## Assignment
Each line of the material below that holds the word "title" needs to be copied.

## Exercise inputs
□ □ □ □

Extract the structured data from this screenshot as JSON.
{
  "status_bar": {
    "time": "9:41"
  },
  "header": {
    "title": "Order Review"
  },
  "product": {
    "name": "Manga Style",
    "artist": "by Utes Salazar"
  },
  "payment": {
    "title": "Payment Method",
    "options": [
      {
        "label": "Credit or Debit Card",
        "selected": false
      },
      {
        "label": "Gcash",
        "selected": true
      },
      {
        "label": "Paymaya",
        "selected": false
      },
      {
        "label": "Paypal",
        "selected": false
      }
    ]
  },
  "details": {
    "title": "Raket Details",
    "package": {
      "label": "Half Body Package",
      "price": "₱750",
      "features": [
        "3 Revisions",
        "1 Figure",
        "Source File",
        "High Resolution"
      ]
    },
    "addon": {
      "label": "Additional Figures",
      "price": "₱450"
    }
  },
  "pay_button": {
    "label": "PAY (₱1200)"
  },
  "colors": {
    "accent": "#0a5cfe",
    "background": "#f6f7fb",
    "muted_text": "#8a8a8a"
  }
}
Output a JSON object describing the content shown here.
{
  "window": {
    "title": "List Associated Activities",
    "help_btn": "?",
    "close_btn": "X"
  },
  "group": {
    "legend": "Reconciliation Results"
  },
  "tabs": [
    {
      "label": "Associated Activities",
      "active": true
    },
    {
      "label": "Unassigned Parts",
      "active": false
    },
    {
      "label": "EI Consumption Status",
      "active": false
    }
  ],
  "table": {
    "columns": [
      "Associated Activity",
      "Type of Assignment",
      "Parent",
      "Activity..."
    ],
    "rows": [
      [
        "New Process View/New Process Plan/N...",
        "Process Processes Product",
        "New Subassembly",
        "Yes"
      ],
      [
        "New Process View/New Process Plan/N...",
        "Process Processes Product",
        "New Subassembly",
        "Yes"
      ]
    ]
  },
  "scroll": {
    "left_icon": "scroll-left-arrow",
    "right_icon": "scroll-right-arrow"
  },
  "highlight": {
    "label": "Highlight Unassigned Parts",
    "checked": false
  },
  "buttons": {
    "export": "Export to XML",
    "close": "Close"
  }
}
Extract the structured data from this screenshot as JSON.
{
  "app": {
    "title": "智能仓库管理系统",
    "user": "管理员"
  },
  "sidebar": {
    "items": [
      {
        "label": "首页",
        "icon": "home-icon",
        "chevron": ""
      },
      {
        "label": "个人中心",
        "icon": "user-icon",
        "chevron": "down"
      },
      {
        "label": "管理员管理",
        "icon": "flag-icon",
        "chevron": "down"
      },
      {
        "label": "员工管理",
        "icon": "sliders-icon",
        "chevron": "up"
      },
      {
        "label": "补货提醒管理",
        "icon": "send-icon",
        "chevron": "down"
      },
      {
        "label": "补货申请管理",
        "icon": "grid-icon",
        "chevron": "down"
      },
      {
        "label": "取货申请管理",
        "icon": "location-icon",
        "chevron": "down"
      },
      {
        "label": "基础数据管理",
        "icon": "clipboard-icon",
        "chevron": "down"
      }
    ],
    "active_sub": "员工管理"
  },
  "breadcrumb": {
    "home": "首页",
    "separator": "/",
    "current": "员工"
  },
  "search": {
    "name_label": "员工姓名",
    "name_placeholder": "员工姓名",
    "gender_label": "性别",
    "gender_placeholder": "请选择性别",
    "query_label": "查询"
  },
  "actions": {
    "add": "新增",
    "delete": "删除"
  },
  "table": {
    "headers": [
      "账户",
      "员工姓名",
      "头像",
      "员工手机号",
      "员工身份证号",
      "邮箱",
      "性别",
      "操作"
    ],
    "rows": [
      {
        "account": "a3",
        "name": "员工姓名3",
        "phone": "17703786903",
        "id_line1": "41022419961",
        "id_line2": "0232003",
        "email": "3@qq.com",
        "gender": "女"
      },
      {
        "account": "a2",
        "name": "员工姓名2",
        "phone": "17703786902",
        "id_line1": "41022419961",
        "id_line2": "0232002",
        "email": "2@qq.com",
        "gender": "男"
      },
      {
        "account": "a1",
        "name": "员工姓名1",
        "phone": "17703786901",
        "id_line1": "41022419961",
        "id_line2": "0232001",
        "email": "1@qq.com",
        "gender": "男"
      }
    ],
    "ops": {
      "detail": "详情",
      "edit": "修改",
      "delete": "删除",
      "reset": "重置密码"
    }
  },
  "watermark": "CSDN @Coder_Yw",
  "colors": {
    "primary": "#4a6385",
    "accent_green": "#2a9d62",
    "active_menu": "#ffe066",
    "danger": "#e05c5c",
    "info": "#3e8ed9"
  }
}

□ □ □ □

## Response
    "title": "Order Review"
    "title": "Payment Method",
    "title": "Raket Details",
    "title": "List Associated Activities",
    "title": "智能仓库管理系统",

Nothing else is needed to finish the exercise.